I was there first at Tettagouche Aid Station to fill bottles and serve steaming broth as the afternoon shadows lengthened, when the runners hit mile 34 and the enormity of the task at hand stood immutable before them. It is a frenzy of helping, taking, replacing, producing, sometimes with barely enough time to offer the complex poetic encouragement that I feel each runner deserves. Watching them pass in and out, I was struck by the ardent devotion of the families–so attentive, so focused, so present for their runners. Newborn babies tucked into wagons, dogs on serene sentry at the trailhead, fiercely proud parents and sprinting children all waited, wrapped in anticipation, for a glimpse of their beloved Odysseus.
My own fearless solider was due at County Rd 6 just before sunset, the earliest time we were allowed to jump into the fray as pacers. Timothy Owata is tall and rail-thin, straight as a birch tree with the red beard and fierce will of a Viking warrior. He was fighting battles on the trail, and (not fully known to me at the time) deep hard challenges of life. They were bending but not breaking him; the Superior gods were testing him as he rose, over and over, to beat down their swords.

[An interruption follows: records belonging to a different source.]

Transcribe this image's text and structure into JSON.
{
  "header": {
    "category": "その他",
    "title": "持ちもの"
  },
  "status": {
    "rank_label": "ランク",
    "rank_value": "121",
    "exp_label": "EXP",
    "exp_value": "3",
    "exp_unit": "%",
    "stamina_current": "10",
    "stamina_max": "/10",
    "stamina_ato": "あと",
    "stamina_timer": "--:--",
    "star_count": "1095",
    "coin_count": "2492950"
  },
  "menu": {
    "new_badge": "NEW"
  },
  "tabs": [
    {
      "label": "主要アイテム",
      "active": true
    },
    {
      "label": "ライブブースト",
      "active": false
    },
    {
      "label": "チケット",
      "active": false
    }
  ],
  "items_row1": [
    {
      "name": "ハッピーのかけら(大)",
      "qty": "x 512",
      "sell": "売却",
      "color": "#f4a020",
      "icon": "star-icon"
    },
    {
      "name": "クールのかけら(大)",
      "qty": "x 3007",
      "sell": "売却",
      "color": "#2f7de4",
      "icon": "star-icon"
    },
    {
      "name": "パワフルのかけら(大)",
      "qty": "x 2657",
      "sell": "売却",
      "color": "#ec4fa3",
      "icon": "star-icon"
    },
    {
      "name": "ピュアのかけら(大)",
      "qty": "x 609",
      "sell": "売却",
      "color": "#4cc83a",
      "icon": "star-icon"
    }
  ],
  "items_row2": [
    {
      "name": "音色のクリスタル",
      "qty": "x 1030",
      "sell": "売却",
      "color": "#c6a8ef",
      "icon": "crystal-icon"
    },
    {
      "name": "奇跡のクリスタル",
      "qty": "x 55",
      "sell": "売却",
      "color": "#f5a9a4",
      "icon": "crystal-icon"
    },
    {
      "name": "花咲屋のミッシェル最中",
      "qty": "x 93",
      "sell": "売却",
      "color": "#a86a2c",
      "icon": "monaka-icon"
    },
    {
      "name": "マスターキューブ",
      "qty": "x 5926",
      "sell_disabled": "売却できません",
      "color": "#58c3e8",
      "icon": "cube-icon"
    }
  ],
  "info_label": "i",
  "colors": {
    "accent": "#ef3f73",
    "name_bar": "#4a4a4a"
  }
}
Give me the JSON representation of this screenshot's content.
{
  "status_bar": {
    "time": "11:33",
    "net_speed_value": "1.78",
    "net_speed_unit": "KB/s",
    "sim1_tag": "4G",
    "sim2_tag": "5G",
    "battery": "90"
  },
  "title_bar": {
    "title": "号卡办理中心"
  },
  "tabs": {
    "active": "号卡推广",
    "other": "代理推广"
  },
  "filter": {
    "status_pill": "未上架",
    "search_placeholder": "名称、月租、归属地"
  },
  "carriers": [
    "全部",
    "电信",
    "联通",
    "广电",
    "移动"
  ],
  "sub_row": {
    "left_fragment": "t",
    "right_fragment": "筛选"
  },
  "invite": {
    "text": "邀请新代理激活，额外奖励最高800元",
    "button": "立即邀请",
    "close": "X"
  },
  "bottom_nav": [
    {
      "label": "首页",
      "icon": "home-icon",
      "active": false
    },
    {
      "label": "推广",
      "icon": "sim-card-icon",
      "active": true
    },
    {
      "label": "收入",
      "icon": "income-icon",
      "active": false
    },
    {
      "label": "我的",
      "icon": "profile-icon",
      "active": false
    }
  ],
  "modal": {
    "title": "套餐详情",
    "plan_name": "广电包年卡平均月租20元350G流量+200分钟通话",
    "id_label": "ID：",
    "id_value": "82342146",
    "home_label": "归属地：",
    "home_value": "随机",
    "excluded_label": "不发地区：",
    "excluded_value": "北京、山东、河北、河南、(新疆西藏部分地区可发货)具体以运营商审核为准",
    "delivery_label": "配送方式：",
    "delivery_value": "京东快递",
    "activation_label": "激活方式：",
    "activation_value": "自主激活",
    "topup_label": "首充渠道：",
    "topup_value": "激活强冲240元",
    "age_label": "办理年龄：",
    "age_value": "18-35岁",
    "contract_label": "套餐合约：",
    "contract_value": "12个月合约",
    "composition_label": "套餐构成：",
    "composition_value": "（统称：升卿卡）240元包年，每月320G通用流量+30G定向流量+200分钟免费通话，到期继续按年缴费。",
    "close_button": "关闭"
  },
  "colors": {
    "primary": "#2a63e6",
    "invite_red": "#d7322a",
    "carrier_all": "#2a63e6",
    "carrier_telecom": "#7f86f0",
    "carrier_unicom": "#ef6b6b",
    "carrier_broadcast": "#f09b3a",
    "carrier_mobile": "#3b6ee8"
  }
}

I wanted to do everything, be everything, take away all pain from Tim and everyone else. This was impossible of course, but my attempt would be honored, and it would not be solitary.
I left my first pacing stint to rest and recharge before the final stretch, from Oberg to the finish. Tim was now in the strong fierce hands of Jayna Tomalty, his next pacer. She is beautiful and fast, small and mighty, a frequent top female at numerous races. We had traded French phrases and exchanged armor for the next stage of the battle.
The leaders were gliding in the pearl-edged darkness, their Herculean strength smoothed to effortlessness as they crossed the line. Nothing is more impressive than seeing these relentless, exuberant beasts take the trail into their hands and bend it to their will. To place high in a Superior race is to wear a wreath of vivid laurel leaves that will never fade.
The races hummed on, the 50-milers emerging into full daylight and the marathoners embarking fresh-faced on their journey. It was finally time to head to the last aid station, Oberg. I looked up and Tim and Jayna appeared, ready to start the long march up Moose Mountain. Tim’s spirit was numb and his ankles aching, but we did not speak of stopping.
We talked through each step, as if describing a painting to someone far away who couldn’t see it. “There’s a big rock there, so you’ll want to go around to the side. Good, now pull yourself over with that branch. Excellent. You’re descending really well. You’re a 100-miler. Who does this? The badasses, that’s who. OK, watch the mud, shift your weight back, excellent.” And on and on, until, as they say in the Old Testament, it was morning and it was evening of the second day.
I thought so much about this race, and ultrarunning in general, during this section. Sometimes, in the farthest corners of our darkness, we don’t need complicated exhortations to reframe our entire life, or change our essential selves. Sometimes we just need someone to tell us where to step.
We came down the long road, lit up like an airport runway, and rounded the bend to the pool, where the finish line glowed. And then, in two strides, Tim was across. Jayna and I hung back, waiting. He still looked dazed. A medal hung from his neck, his long fingers curled around the beautiful silver buckle. “You did it,” we said quietly. “It’s done.” And I reached out for a hug.
Finally, the cold carapace of indifference and despair fell away, and Tim began to cry from joy, from exhaustion, from anguish, from triumph, from release. There would be weeks of healing ahead. But Superior had done its thing.
It had, once again, taken all of us out of our heads, out of our pain, out of diurnal stagnation, and shown us, with brutal and stunning audacity, how to be well and truly alive.